Sea snakes—as their name implies—spend all of their time at sea. On land, these marine creatures are virtually helpless, unable to slither or move about. With their paddled tails, narrow heads and thin, fish-like bodies, a sea snake slinking through a coral reef could easily be mistaken for an eel.
Yet for all of their sea faring finesse, sea snakes—which evolved from terrestrial snakes—are not completely at home beneath the waves. For starters, like sea turtles and marine mammals, they do not have gills and so must regularly surface for air. And like other marine animals with terrestrial roots, including penguins and marine iguanas, sea snakes had to evolve ways to excrete excess salt, which they accomplish special salt-expelling glands around their tongue. Unlike animals like sea turtles, however, the sea snakes’ salt glands cannot handle the massive amounts of salt that would enter their bodies if they actually drank seawater.
This poses a serious problem when it comes to getting enough water to drink. If seawater is off limits, how do these animals survive in the ocean?
An international team of researchers decided to investigate this question by studying yellow-bellied sea snakes, which live in warm, open waters around the world. In a paper published in Proceedings of the Royal Society B, the team focused on a population of animals living near Costa Rica, where rain oftentimes does not fall for up to seven months out of the year. “Rainfall is more likely to occur over land, so the open ocean can be a virtual ‘desert’ especially during the dry season,” the researchers explain.
Because yellow-bellied sea snakes usually spend all of their time far from land, they continue, rain would be the animals’ only resource for fresh water. When it rains, a thin film of fresh water—which quickly mixes into brackish and then salt water—forms on top of the ocean, providing the snakes with a fleeting opportunity to lap up that precious resource. But during the dry season when there is no rain, snakes presumably have nothing to drink. “Thus, we became interested to test whether this pelagic vertebrate dehydrates at sea,” the team writes.
Over the course of 10 trips out to sea during both the wet and dry seasons, the researchers collected more than 500 yellow-bellied sea snakes. They measured the snakes and offered them fresh water to see how eager they were to drink (a proxy for dehydration), and weighed them both before and after release. They used those figures to approximate the snakes’ body condition—a measure of fat and muscles content—at capture.

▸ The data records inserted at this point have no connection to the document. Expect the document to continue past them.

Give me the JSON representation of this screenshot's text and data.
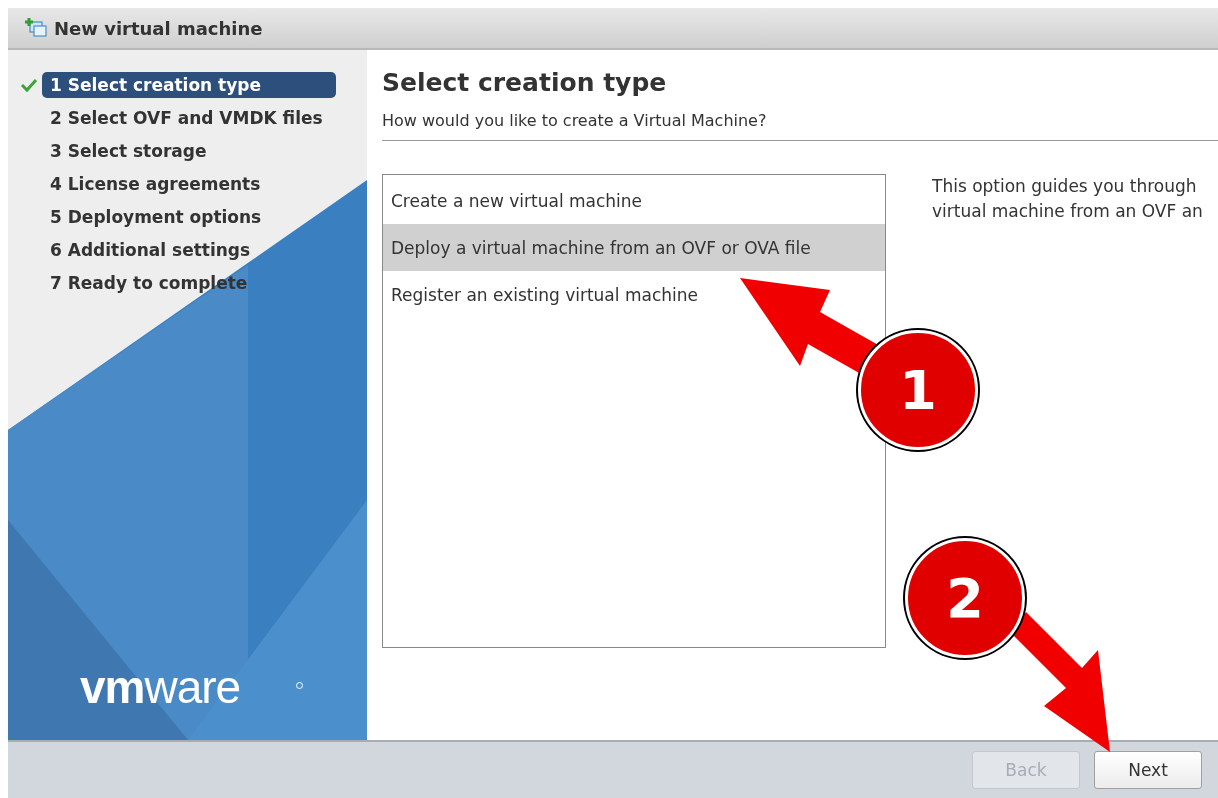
{
  "window": {
    "title": "New virtual machine"
  },
  "steps": [
    {
      "label": "1 Select creation type",
      "selected": true,
      "done": true
    },
    {
      "label": "2 Select OVF and VMDK files",
      "selected": false,
      "done": false
    },
    {
      "label": "3 Select storage",
      "selected": false,
      "done": false
    },
    {
      "label": "4 License agreements",
      "selected": false,
      "done": false
    },
    {
      "label": "5 Deployment options",
      "selected": false,
      "done": false
    },
    {
      "label": "6 Additional settings",
      "selected": false,
      "done": false
    },
    {
      "label": "7 Ready to complete",
      "selected": false,
      "done": false
    }
  ],
  "logo": "**vm**ware",
  "content": {
    "heading": "Select creation type",
    "subheading": "How would you like to create a Virtual Machine?",
    "options": [
      {
        "label": "Create a new virtual machine",
        "selected": false
      },
      {
        "label": "Deploy a virtual machine from an OVF or OVA file",
        "selected": true
      },
      {
        "label": "Register an existing virtual machine",
        "selected": false
      }
    ],
    "description_lines": [
      "This option guides you through",
      "virtual machine from an OVF an"
    ]
  },
  "buttons": [
    {
      "label": "Back",
      "disabled": true
    },
    {
      "label": "Next",
      "disabled": false
    }
  ],
  "annotations": [
    {
      "label": "1"
    },
    {
      "label": "2"
    }
  ]
}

Additionally, they euthanized 40 snakes to determine their total body water by weighing them before and after completely drying them out in an oven.
The researchers found that during the dry season about half of the snakes accepted the freshwater offer, while nearly none drank during the wet season. A snake’s likelihood to drink also correlated with its body condition, with more withered snakes being more likely to drink, and to drink more. Finally, as predicted, snakes captured during the dry season contained significantly less body water than those scooped up in the rainy season.
Conceivably, some yellow-bellied sea snakes might go six or seven months without encountering any freshwater, the team writes, but they seem to be specially adapted to deal with this. The snakes’ total body water content—determined from the baked individuals—averages around 80 percent, which is pretty high compared to other reptiles, including snakes that live in freshwater (around 70 percent) and sea turtles (around 65 percent). Those extra water stores, the team thinks, might help the yellow-bellied sea snakes survive for long periods of drought by siphoning water from their in-house reserves. Some of the snakes they caught at the height of the dry season, for example, had lost up to 18 percent of their body mass due to lost water content, supporting this hypothesis.
Some recent studies have found “enigmatic declines” in sea snake populations over the past few years. Could this be because of fresh water shortages due to a changing climate? The researchers think maybe so, writing, “This information provides new insights for understanding water requirements of sea snakes, reasons for recent declines and extinctions of sea snakes and more accurate prediction for how changing patterns of precipitation might affect these and other secondarily marine vertebrates living in tropical oceans.”